The whole notes in the bass clef are just held. In the second section, it's best to think of the bass clef as two essentially independent lines. The upper notes are played with one finger and the lower with another. At measure 11, the whole notes are played and held with the sustain pedal on a piano. If no sustain is available, the notes are played and let go as fingers are needed for the upper notes; this could happen if playing on a harpsichord. The notation indicates the harmony; one does the best possible with the instrument being played. On an American-built (or styled) grand piano, the whole notes can be held with the middle pedal; the notes are played then the middle pedal pressed and these notes will be held but other notes will not. (Many European pianos do not have such a pedal. One can half-pedal by depressing the damper pedal halfway down after playing the notes. This can work similarly.)
1What about the 3rd section? Jan 31, 2021 at 15:31
And i mean for example in the 3rd section, do you need to play the A B A A G G together? Jan 31, 2021 at 15:35
Could please explain it like a more beginner way?😂 I'm sorry i just don't get it... Jan 31, 2021 at 15:37
1@M.v.d.h - to me this is hardly a beginner piece. There's too much going on for a beginner.– TimJan 31, 2021 at 15:46
Oh, but could you still help me? If you want. That would be really kind Jan 31, 2021 at 15:49
Notes that are aligned vertically (on the same staff or system of staves) are to be played simultaneously. If the distance between the notes is greater than you are able to span with your hand, play the lower note first and then as quickly as possible play the upper note or notes. Use of the pedal as described by ttw can help with this.
Measures 1 through 8: play the two notes simultaneously with your thumb and little finger (1 and 5).
Measures 9 and 10: play the A and B simultaneously. Then play the upper A, then the lower A, then play the two Gs simultaneously. I assume that you understand rhythm notation, so I won't describe the precise rhythm in detail, but I will add that the G comes midway between the E in the right hand and the subsequent A.
Measure 11: see ttw's answer.

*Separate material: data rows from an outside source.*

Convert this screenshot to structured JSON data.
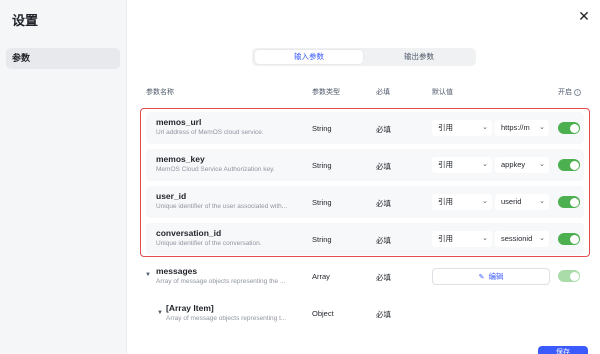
{
  "sidebar": {
    "title": "设置",
    "items": [
      {
        "label": "参数"
      }
    ]
  },
  "icons": {
    "close": "close-icon",
    "edit": "edit-icon",
    "chevron": "chevron-down-icon",
    "info": "info-icon",
    "caret": "caret-down-icon"
  },
  "tabs": [
    {
      "label": "输入参数",
      "active": true
    },
    {
      "label": "输出参数",
      "active": false
    }
  ],
  "table": {
    "headers": {
      "name": "参数名称",
      "type": "参数类型",
      "required": "必填",
      "default": "默认值",
      "enabled": "开启"
    },
    "rows": [
      {
        "name": "memos_url",
        "description": "Url address of MemOS cloud service.",
        "type": "String",
        "required": "必填",
        "ref": "引用",
        "value": "https://m",
        "enabled": true
      },
      {
        "name": "memos_key",
        "description": "MemOS Cloud Service Authorization key.",
        "type": "String",
        "required": "必填",
        "ref": "引用",
        "value": "appkey",
        "enabled": true
      },
      {
        "name": "user_id",
        "description": "Unique identifier of the user associated with...",
        "type": "String",
        "required": "必填",
        "ref": "引用",
        "value": "userid",
        "enabled": true
      },
      {
        "name": "conversation_id",
        "description": "Unique identifier of the conversation.",
        "type": "String",
        "required": "必填",
        "ref": "引用",
        "value": "sessionid",
        "enabled": true
      }
    ],
    "messages": {
      "name": "messages",
      "description": "Array of message objects representing the ...",
      "type": "Array",
      "required": "必填",
      "edit_label": "编辑",
      "enabled": true
    },
    "array_item": {
      "name": "[Array Item]",
      "description": "Array of message objects representing t...",
      "type": "Object",
      "required": "必填"
    }
  },
  "footer": {
    "save_label": "保存"
  },
  "colors": {
    "accent": "#3b5bff",
    "toggle_on": "#4caf50",
    "highlight": "#e54d52"
  }
}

Play the first two notes simultaneously, then play the rest of the notes consecutively. (The suggestion by Albrecht Hügli to ignore the lowest note is also a reasonable solution here.)
Measure 18: play A, E, and B simultaneously. Then play A, E, and A simultaneously. Then release the upper A (a detail that you can probably ignore, because it won't likely be audible, but I mention it in the name of being thorough). Then play E, A, and E consecutively.

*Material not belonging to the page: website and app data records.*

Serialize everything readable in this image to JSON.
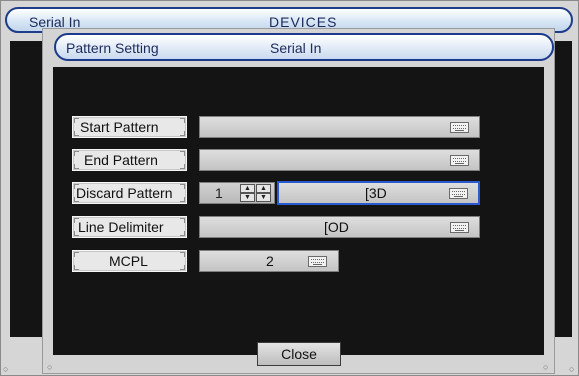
{
  "background_window": {
    "title_left": "Serial In",
    "title_center": "DEVICES"
  },
  "dialog": {
    "title_left": "Pattern Setting",
    "title_center": "Serial In",
    "rows": [
      {
        "label": "Start Pattern",
        "value": ""
      },
      {
        "label": "End Pattern",
        "value": ""
      },
      {
        "label": "Discard Pattern",
        "spin_value": "1",
        "value": "[3D"
      },
      {
        "label": "Line Delimiter",
        "value": "[OD"
      },
      {
        "label": "MCPL",
        "value": "2"
      }
    ],
    "close_label": "Close"
  },
  "colors": {
    "title_border": "#1c3a8c",
    "active_field_border": "#2a5ad0",
    "panel_background": "#141414"
  },
  "icons": [
    "keyboard-icon",
    "spin-up-icon",
    "spin-down-icon"
  ]
}
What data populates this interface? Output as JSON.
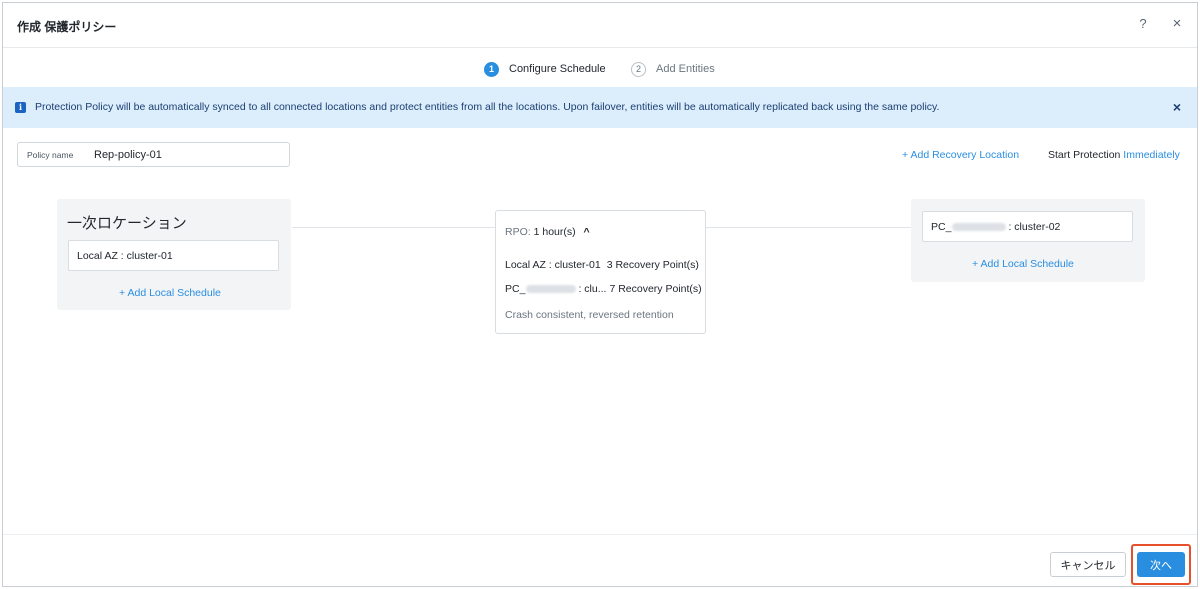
{
  "header": {
    "title": "作成 保護ポリシー",
    "help": "?",
    "close": "×"
  },
  "steps": [
    {
      "num": "1",
      "label": "Configure Schedule",
      "active": true
    },
    {
      "num": "2",
      "label": "Add Entities",
      "active": false
    }
  ],
  "banner": {
    "text": "Protection Policy will be automatically synced to all connected locations and protect entities from all the locations. Upon failover, entities will be automatically replicated back using the same policy.",
    "close": "×"
  },
  "policy": {
    "label": "Policy name",
    "value": "Rep-policy-01"
  },
  "actions": {
    "add_recovery": "+ Add Recovery Location",
    "start_protection": "Start Protection",
    "start_link": "Immediately"
  },
  "primary": {
    "title": "一次ロケーション",
    "cluster": "Local AZ : cluster-01",
    "add_schedule": "+ Add Local Schedule"
  },
  "recovery": {
    "cluster_prefix": "PC_",
    "cluster_suffix": ": cluster-02",
    "add_schedule": "+ Add Local Schedule"
  },
  "rpo": {
    "label": "RPO:",
    "value": "1 hour(s)",
    "chevron": "^",
    "rows": [
      {
        "name": "Local AZ : cluster-01",
        "points": "3 Recovery Point(s)"
      },
      {
        "name_prefix": "PC_",
        "name_suffix": ": clu...",
        "points": "7 Recovery Point(s)"
      }
    ],
    "footer": "Crash consistent, reversed retention"
  },
  "footer": {
    "cancel": "キャンセル",
    "next": "次へ"
  },
  "colors": {
    "accent": "#2a8ee0",
    "highlight": "#e8502b",
    "banner_bg": "#dcedfb"
  }
}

I will close by saying that the rhythmic material here is rather complex for a beginner. Don't be too hard on yourself if you have a hard time mastering it. It appears to be a piano transcription that was made with too little consideration given to actual playability by a pianist. Measure 11 can't be played as written by anyone; it's physically impossible. Such figures are found in very advanced piano music from the 19th century and later, but it is customary to show explicitly which of several possible "cheats" is intended by the composer or arranger. That is, there ought to be some indication that you should use the pedal, or a grace note to show which of the lower notes you would play a bit earlier, and so on. The lack of such an indication detracts from the quality of the arrangement.